One of the biggest challenges leaders face is leading through uncertainty. The current COVID-19 situation is certainly one of those times.
Uncertainty creates stress, so it is more important than ever for CEOs and business owners to step up and lead their teams with confidence. Here are my 12 tips for effectively leading through uncertainty:
- Communicate – Especially in times of uncertainty, the grapevine can run rampant. It is important for everyone to hear from you directly about the situation and what you are doing. Communicate frequently and in small sound bites.
- Lead by Example – Understand that everyone is watching you – even when you think they are not. Everything you do and say is under scrutiny. Are you frantic or calm? Are you withdrawing or making yourself available to your people? Are you following company policy (e.g. staying home when you are sick), or are you breaking your own rules? Your behavior sends a very strong message.
- Create Contingency Plans – What if your largest supplier shuts down temporarily? What if your customers stop buying your products and services for a month? What financial resources are available? What happens if schools and childcare centers close and your employees need to stay home with their kids? What will you do if someone at your company tests positive? Create contingency plans for various scenarios in case you need to implement them quickly.
- Be Decisive – It’s ok not to have all the answers. Ask your team for input and brainstorm with them on areas where you unsure of the best approach. Seek outside input from your peers, such as your fellow Vistage members. Once you’ve gathered input from others and evaluated the potential risks and rewards, then go ahead and make those decisions, no matter how challenging. Procrastination only leads to more stress and uncertainty for everyone.
- Inspire Confidence and Teamwork – Let your team know that you believe in them. It’s ok to admit to them that you do not know the potential impact of the situation on your business. Just let them know that you are glad you are entering this period of uncertainty with such a strong team on your side. Inspire confidence that together you can get through anything that comes your way.

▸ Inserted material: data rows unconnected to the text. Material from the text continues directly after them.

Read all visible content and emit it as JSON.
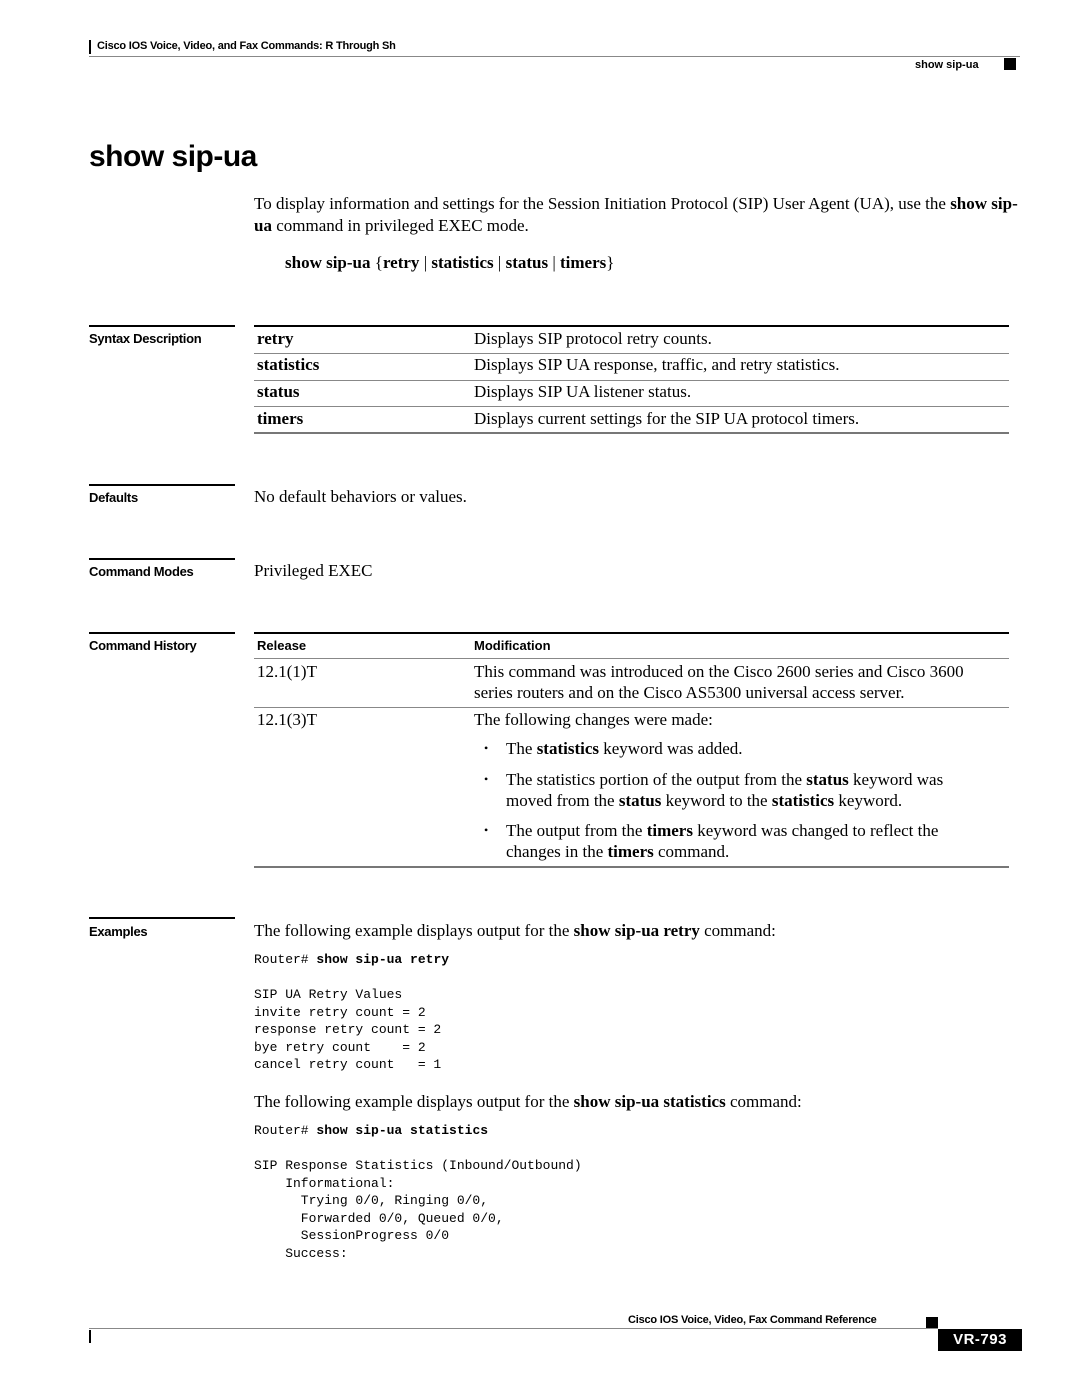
{
  "header": {
    "book_title": "Cisco IOS Voice, Video, and Fax Commands: R Through Sh",
    "command_label": "show sip-ua"
  },
  "title": "show sip-ua",
  "intro": {
    "text_before": "To display information and settings for the Session Initiation Protocol (SIP) User Agent (UA), use the ",
    "bold_cmd": "show sip-ua",
    "text_after": " command in privileged EXEC mode."
  },
  "syntax": {
    "cmd": "show sip-ua",
    "open_brace": " {",
    "kw1": "retry",
    "sep": " | ",
    "kw2": "statistics",
    "kw3": "status",
    "kw4": "timers",
    "close_brace": "}"
  },
  "syntax_description": {
    "label": "Syntax Description",
    "rows": [
      {
        "keyword": "retry",
        "description": "Displays SIP protocol retry counts."
      },
      {
        "keyword": "statistics",
        "description": "Displays SIP UA response, traffic, and retry statistics."
      },
      {
        "keyword": "status",
        "description": "Displays SIP UA listener status."
      },
      {
        "keyword": "timers",
        "description": "Displays current settings for the SIP UA protocol timers."
      }
    ]
  },
  "defaults": {
    "label": "Defaults",
    "text": "No default behaviors or values."
  },
  "command_modes": {
    "label": "Command Modes",
    "text": "Privileged EXEC"
  },
  "command_history": {
    "label": "Command History",
    "headers": {
      "release": "Release",
      "modification": "Modification"
    },
    "rows": [
      {
        "release": "12.1(1)T",
        "line1": "This command was introduced on the Cisco 2600 series and Cisco 3600",
        "line2": "series routers and on the Cisco AS5300 universal access server."
      },
      {
        "release": "12.1(3)T",
        "intro": "The following changes were made:",
        "bullets": [
          {
            "parts": [
              "The ",
              "statistics",
              " keyword was added."
            ]
          },
          {
            "parts": [
              "The statistics portion of the output from the ",
              "status",
              " keyword was"
            ],
            "parts2": [
              "moved from the ",
              "status",
              " keyword to the ",
              "statistics",
              " keyword."
            ]
          },
          {
            "parts": [
              "The output from the ",
              "timers",
              " keyword was changed to reflect the"
            ],
            "parts2": [
              "changes in the ",
              "timers",
              " command."
            ]
          }
        ]
      }
    ]
  },
  "examples": {
    "label": "Examples",
    "ex1": {
      "intro_before": "The following example displays output for the ",
      "intro_bold": "show sip-ua retry",
      "intro_after": " command:",
      "prompt": "Router# ",
      "command": "show sip-ua retry",
      "output": "SIP UA Retry Values\ninvite retry count = 2\nresponse retry count = 2\nbye retry count    = 2\ncancel retry count   = 1"
    },
    "ex2": {
      "intro_before": "The following example displays output for the ",
      "intro_bold": "show sip-ua statistics",
      "intro_after": " command:",
      "prompt": "Router# ",
      "command": "show sip-ua statistics",
      "output": "SIP Response Statistics (Inbound/Outbound)\n    Informational:\n      Trying 0/0, Ringing 0/0,\n      Forwarded 0/0, Queued 0/0,\n      SessionProgress 0/0\n    Success:"
    }
  },
  "footer": {
    "book_title": "Cisco IOS Voice, Video, Fax Command Reference",
    "page_number": "VR-793"
  }
}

- Delegate Small Decisions – A sense of control alleviates stress caused by uncertainty, so find opportunities to allow your employees to exercise control within their departments. For example, can employees within a department figure out how they are going to cover the work if someone is out, rather than being told that everyone needs to work 10-hour days? For the short term, can they control moving the weekly meeting to virtual rather than meeting in person in the conference room? Delegating some of the smaller decisions allows you and your management team to focus on more strategic decisions.

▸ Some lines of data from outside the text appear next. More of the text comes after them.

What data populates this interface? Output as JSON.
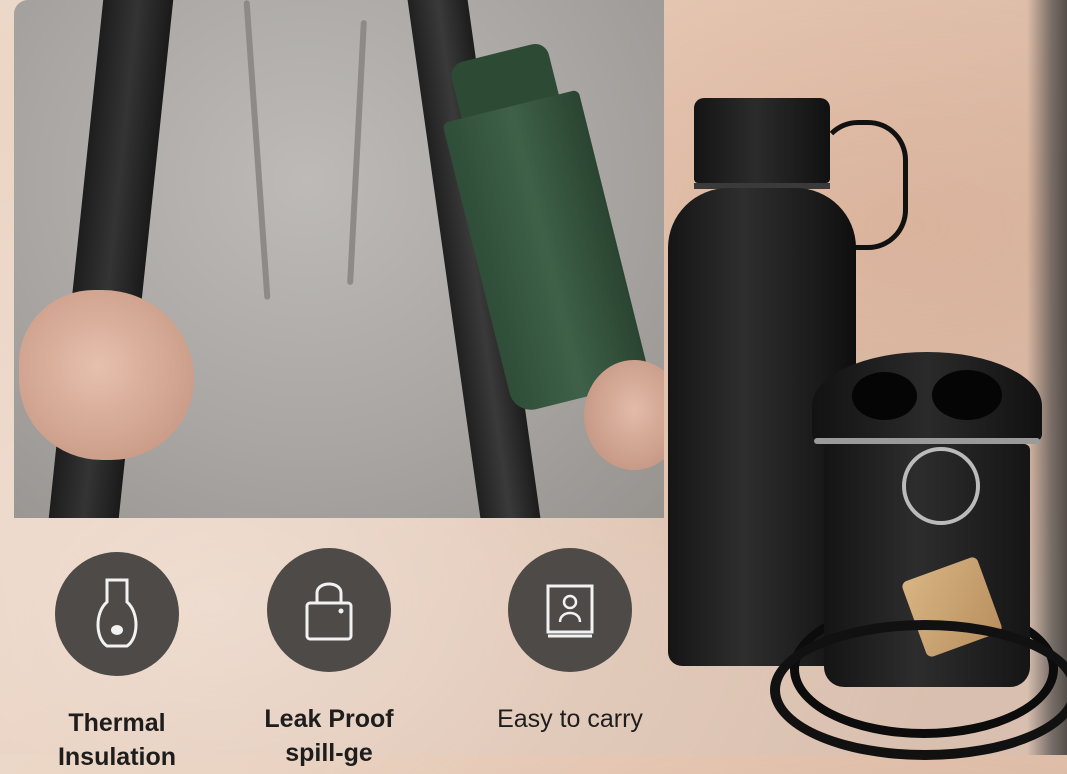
{
  "features": [
    {
      "label_line1": "Thermal",
      "label_line2": "Insulation",
      "icon": "thermos-icon"
    },
    {
      "label_line1": "Leak Proof",
      "label_line2": "spill-ge",
      "icon": "padlock-icon"
    },
    {
      "label_line1": "Easy to carry",
      "label_line2": "",
      "icon": "carry-card-icon"
    }
  ],
  "colors": {
    "icon_circle": "#4e4a48",
    "background": "#e6cbb8",
    "text": "#1d1d1d"
  }
}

- Offer Support – Understand that some of your employees may be feeling overwhelmed and fearful. So even if you do not feel stressed, be aware that others may be experiencing extreme stress. They may be worried about the health of an older relative, or their personal financial situation. Remind your employees about resources that are available to them, such as your EAP (Employee Assistance Program) or other mental health or financial resources.
- Practice Self-Care – Are you taking care of yourself? Getting enough sleep? Exercising and eating right? Are you giving yourself mental health breaks? Taking care of yourself can help protect your immune system and enable you to be at your best.
- Include Humor – Laughter is a terrific stress-reducer. Are there ways to inject appropriate humor into the workplace? For example, we are being reminded to wash our hands with soap and water for 20 seconds at a time. A recent article in the Tampa Bay Times listed 20 songs that you could wash your hands to, such as “Stayin Alive” by the Bee Gees, “Kung Fu Fighting” by Carl Douglas, and “Karma Chameleon” by the Culture Club. Could you pipe those songs into the bathrooms to add a bit of humor while encouraging them to practice good hygiene? Or could you start the weekly meeting with a funny clip from a movie?
- Encourage Breaks – Exercise and sunshine can reduce stress. Consider encouraging your employees to take short breaks to walk outside.
- Fix Existing Problems – Does the current situation allow you to make changes that you’ve been procrastinating? Is it time to update employee policies or terminate that underperforming employee? This time of uncertainty may be the perfect time to act and fix existing problems.
- Identify Potential Opportunities – Are there opportunities in this time of uncertainty to provide a new product or service to existing customers or sell to a new market? What long-term effects might the pandemic have on your industry? How can you adapt your business model to a new normal? Staying focused on opportunities and possibilities can give you an advantage over your competition. It is also much more fun than looking only at the negative impact of the current situation.
Companies that are well-led through difficult times often come out stronger than before. It’s time for you to step up and lead!